### Records for this exercise

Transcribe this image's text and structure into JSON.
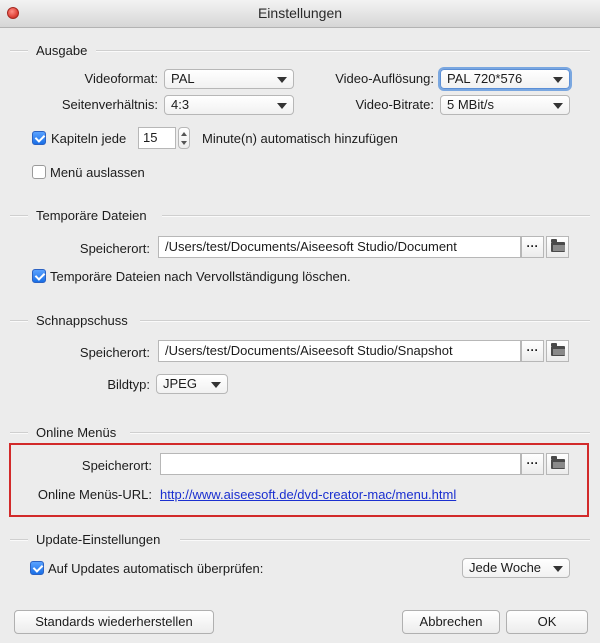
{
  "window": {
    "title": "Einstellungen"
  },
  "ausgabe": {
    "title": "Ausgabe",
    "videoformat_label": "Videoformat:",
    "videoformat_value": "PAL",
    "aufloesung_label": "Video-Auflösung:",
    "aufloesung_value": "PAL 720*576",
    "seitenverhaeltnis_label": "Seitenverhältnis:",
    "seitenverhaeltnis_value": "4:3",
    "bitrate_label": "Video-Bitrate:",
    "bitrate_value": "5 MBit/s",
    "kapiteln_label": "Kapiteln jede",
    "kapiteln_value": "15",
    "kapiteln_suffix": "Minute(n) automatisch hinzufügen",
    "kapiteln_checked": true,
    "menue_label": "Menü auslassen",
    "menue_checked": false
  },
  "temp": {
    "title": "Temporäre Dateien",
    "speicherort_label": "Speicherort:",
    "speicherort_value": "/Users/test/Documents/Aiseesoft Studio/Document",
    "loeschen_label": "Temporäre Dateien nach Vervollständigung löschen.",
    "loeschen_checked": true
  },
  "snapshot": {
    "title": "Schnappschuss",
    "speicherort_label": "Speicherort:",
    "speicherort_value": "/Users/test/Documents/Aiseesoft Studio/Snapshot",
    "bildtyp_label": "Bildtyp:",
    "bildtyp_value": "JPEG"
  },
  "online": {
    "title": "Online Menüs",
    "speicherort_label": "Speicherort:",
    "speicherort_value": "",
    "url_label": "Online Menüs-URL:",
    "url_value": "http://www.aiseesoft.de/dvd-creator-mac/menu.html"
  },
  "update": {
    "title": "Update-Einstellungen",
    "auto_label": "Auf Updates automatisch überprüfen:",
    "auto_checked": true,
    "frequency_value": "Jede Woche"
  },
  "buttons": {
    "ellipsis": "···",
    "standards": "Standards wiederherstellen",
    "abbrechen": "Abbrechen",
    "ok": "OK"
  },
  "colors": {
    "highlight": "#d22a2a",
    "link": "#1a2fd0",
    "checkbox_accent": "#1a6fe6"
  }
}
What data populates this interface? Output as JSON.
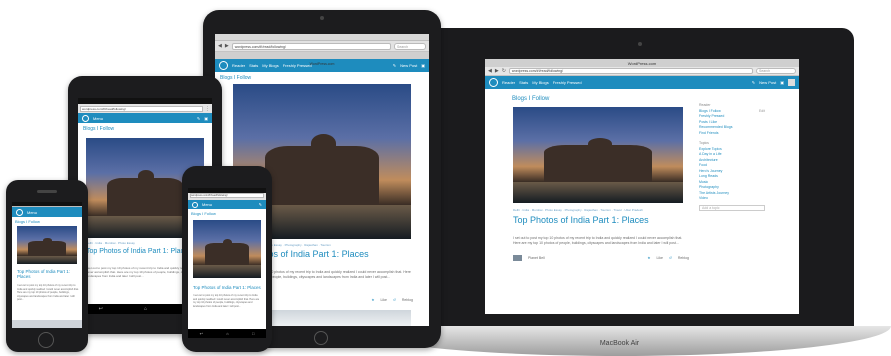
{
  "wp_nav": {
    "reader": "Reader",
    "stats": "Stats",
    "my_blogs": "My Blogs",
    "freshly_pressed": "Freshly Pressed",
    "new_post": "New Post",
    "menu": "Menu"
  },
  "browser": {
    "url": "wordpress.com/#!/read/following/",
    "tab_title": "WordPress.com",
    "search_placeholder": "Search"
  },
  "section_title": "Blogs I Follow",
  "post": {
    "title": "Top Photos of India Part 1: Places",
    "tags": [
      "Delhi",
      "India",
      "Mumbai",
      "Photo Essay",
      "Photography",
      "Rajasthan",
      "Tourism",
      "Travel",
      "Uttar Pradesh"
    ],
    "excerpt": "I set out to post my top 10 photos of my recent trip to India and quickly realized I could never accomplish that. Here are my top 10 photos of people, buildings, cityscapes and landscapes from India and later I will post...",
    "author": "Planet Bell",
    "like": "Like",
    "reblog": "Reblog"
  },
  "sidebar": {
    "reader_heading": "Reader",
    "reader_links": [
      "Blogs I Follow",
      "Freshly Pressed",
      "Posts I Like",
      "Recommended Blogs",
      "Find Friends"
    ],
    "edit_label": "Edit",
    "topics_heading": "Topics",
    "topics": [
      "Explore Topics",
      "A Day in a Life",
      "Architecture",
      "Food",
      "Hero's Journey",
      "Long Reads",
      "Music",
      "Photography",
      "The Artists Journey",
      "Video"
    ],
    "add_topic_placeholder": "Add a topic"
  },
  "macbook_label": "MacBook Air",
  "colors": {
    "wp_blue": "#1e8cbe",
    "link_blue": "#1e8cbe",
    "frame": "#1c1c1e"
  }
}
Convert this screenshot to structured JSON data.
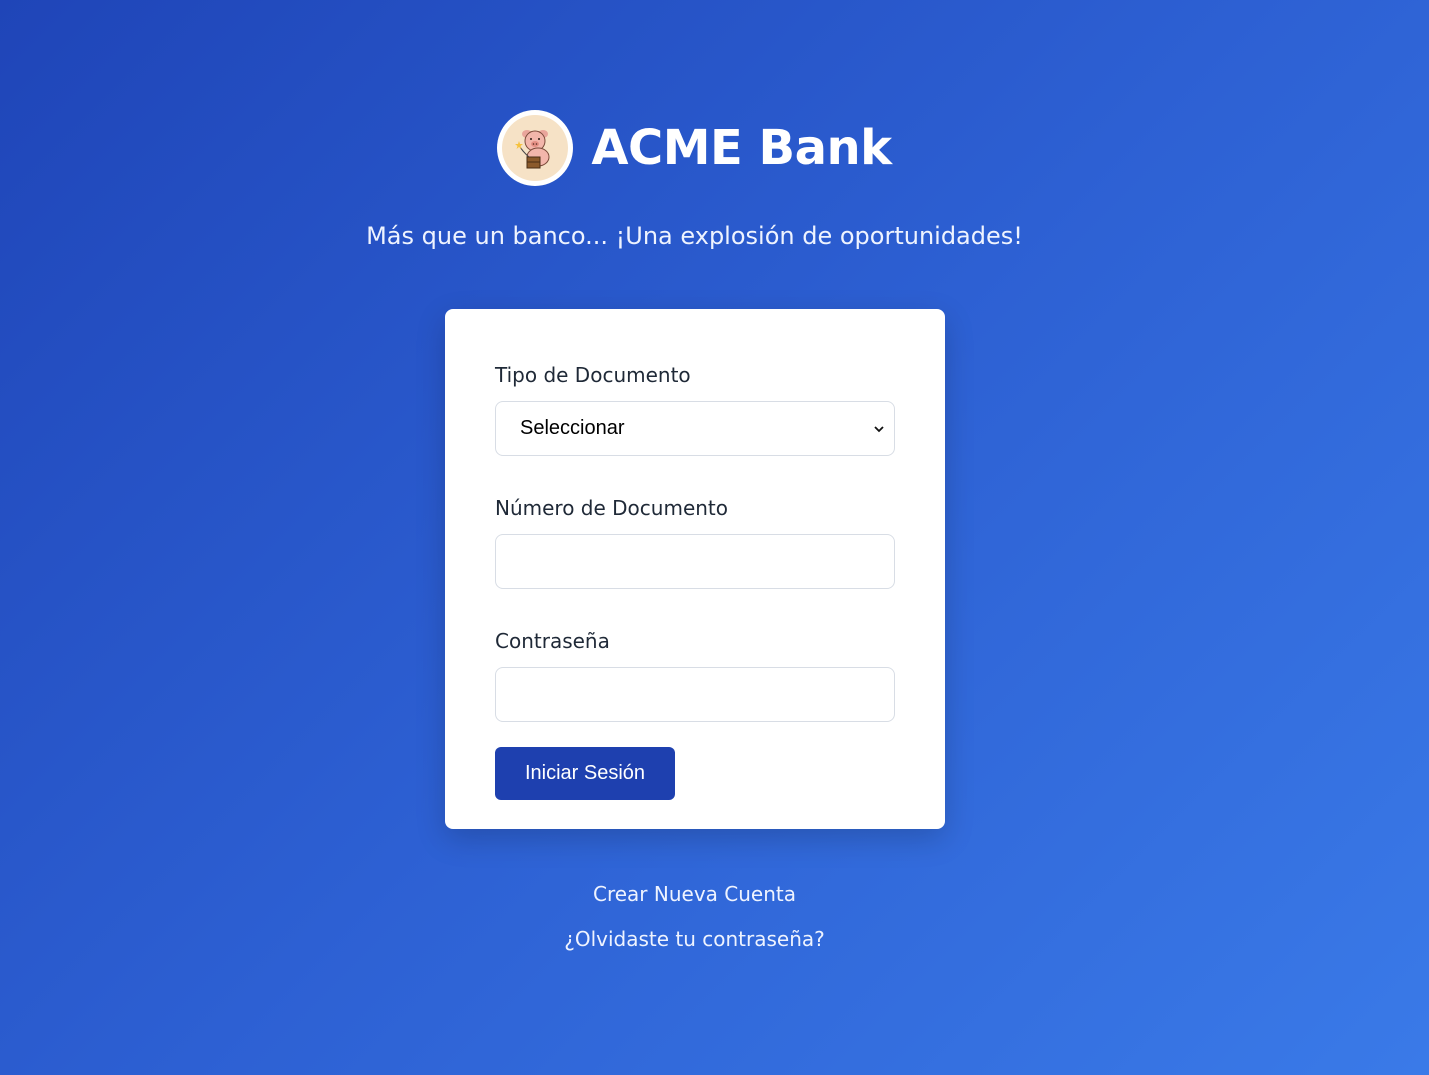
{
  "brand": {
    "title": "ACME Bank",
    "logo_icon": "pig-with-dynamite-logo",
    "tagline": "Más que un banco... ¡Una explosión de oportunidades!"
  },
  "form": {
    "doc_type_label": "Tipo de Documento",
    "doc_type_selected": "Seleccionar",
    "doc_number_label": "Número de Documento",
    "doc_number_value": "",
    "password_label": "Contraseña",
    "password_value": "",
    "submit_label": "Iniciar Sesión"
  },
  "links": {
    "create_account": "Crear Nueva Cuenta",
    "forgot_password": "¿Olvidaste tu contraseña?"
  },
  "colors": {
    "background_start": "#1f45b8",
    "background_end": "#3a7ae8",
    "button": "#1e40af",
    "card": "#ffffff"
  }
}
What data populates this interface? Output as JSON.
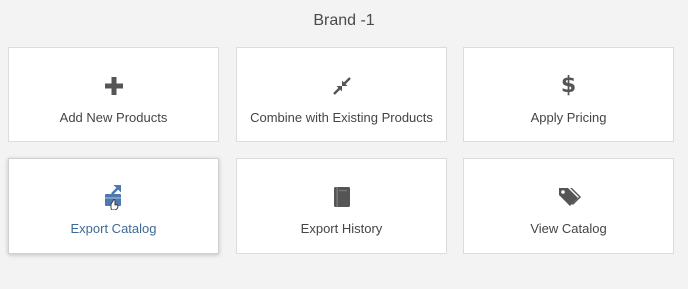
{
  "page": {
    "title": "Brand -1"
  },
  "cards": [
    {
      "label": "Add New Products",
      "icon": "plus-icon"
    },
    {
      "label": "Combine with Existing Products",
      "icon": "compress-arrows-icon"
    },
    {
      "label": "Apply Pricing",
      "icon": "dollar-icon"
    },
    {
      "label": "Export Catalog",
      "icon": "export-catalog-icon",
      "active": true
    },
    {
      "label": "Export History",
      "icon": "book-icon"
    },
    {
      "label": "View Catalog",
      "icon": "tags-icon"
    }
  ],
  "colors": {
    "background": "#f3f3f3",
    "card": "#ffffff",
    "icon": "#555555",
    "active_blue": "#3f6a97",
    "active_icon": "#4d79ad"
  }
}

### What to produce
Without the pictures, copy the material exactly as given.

### Result below
Transcribe this image's text and structure into JSON.
{
  "window": {
    "title": "Einstellungen"
  },
  "ausgabe": {
    "title": "Ausgabe",
    "videoformat_label": "Videoformat:",
    "videoformat_value": "PAL",
    "aufloesung_label": "Video-Auflösung:",
    "aufloesung_value": "PAL 720*576",
    "seitenverhaeltnis_label": "Seitenverhältnis:",
    "seitenverhaeltnis_value": "4:3",
    "bitrate_label": "Video-Bitrate:",
    "bitrate_value": "5 MBit/s",
    "kapiteln_label": "Kapiteln jede",
    "kapiteln_value": "15",
    "kapiteln_suffix": "Minute(n) automatisch hinzufügen",
    "kapiteln_checked": true,
    "menue_label": "Menü auslassen",
    "menue_checked": false
  },
  "temp": {
    "title": "Temporäre Dateien",
    "speicherort_label": "Speicherort:",
    "speicherort_value": "/Users/test/Documents/Aiseesoft Studio/Document",
    "loeschen_label": "Temporäre Dateien nach Vervollständigung löschen.",
    "loeschen_checked": true
  },
  "snapshot": {
    "title": "Schnappschuss",
    "speicherort_label": "Speicherort:",
    "speicherort_value": "/Users/test/Documents/Aiseesoft Studio/Snapshot",
    "bildtyp_label": "Bildtyp:",
    "bildtyp_value": "JPEG"
  },
  "online": {
    "title": "Online Menüs",
    "speicherort_label": "Speicherort:",
    "speicherort_value": "",
    "url_label": "Online Menüs-URL:",
    "url_value": "http://www.aiseesoft.de/dvd-creator-mac/menu.html"
  },
  "update": {
    "title": "Update-Einstellungen",
    "auto_label": "Auf Updates automatisch überprüfen:",
    "auto_checked": true,
    "frequency_value": "Jede Woche"
  },
  "buttons": {
    "ellipsis": "···",
    "standards": "Standards wiederherstellen",
    "abbrechen": "Abbrechen",
    "ok": "OK"
  },
  "colors": {
    "highlight": "#d22a2a",
    "link": "#1a2fd0",
    "checkbox_accent": "#1a6fe6"
  }
}
What data populates this interface? Output as JSON.
{
  "wp_nav": {
    "reader": "Reader",
    "stats": "Stats",
    "my_blogs": "My Blogs",
    "freshly_pressed": "Freshly Pressed",
    "new_post": "New Post",
    "menu": "Menu"
  },
  "browser": {
    "url": "wordpress.com/#!/read/following/",
    "tab_title": "WordPress.com",
    "search_placeholder": "Search"
  },
  "section_title": "Blogs I Follow",
  "post": {
    "title": "Top Photos of India Part 1: Places",
    "tags": [
      "Delhi",
      "India",
      "Mumbai",
      "Photo Essay",
      "Photography",
      "Rajasthan",
      "Tourism",
      "Travel",
      "Uttar Pradesh"
    ],
    "excerpt": "I set out to post my top 10 photos of my recent trip to India and quickly realized I could never accomplish that. Here are my top 10 photos of people, buildings, cityscapes and landscapes from India and later I will post...",
    "author": "Planet Bell",
    "like": "Like",
    "reblog": "Reblog"
  },
  "sidebar": {
    "reader_heading": "Reader",
    "reader_links": [
      "Blogs I Follow",
      "Freshly Pressed",
      "Posts I Like",
      "Recommended Blogs",
      "Find Friends"
    ],
    "edit_label": "Edit",
    "topics_heading": "Topics",
    "topics": [
      "Explore Topics",
      "A Day in a Life",
      "Architecture",
      "Food",
      "Hero's Journey",
      "Long Reads",
      "Music",
      "Photography",
      "The Artists Journey",
      "Video"
    ],
    "add_topic_placeholder": "Add a topic"
  },
  "macbook_label": "MacBook Air",
  "colors": {
    "wp_blue": "#1e8cbe",
    "link_blue": "#1e8cbe",
    "frame": "#1c1c1e"
  }
}
Convert this screenshot to structured JSON data.
{
  "brand": {
    "title": "ACME Bank",
    "logo_icon": "pig-with-dynamite-logo",
    "tagline": "Más que un banco... ¡Una explosión de oportunidades!"
  },
  "form": {
    "doc_type_label": "Tipo de Documento",
    "doc_type_selected": "Seleccionar",
    "doc_number_label": "Número de Documento",
    "doc_number_value": "",
    "password_label": "Contraseña",
    "password_value": "",
    "submit_label": "Iniciar Sesión"
  },
  "links": {
    "create_account": "Crear Nueva Cuenta",
    "forgot_password": "¿Olvidaste tu contraseña?"
  },
  "colors": {
    "background_start": "#1f45b8",
    "background_end": "#3a7ae8",
    "button": "#1e40af",
    "card": "#ffffff"
  }
}
What data populates this interface? Output as JSON.
{
  "page": {
    "title": "Brand -1"
  },
  "cards": [
    {
      "label": "Add New Products",
      "icon": "plus-icon"
    },
    {
      "label": "Combine with Existing Products",
      "icon": "compress-arrows-icon"
    },
    {
      "label": "Apply Pricing",
      "icon": "dollar-icon"
    },
    {
      "label": "Export Catalog",
      "icon": "export-catalog-icon",
      "active": true
    },
    {
      "label": "Export History",
      "icon": "book-icon"
    },
    {
      "label": "View Catalog",
      "icon": "tags-icon"
    }
  ],
  "colors": {
    "background": "#f3f3f3",
    "card": "#ffffff",
    "icon": "#555555",
    "active_blue": "#3f6a97",
    "active_icon": "#4d79ad"
  }
}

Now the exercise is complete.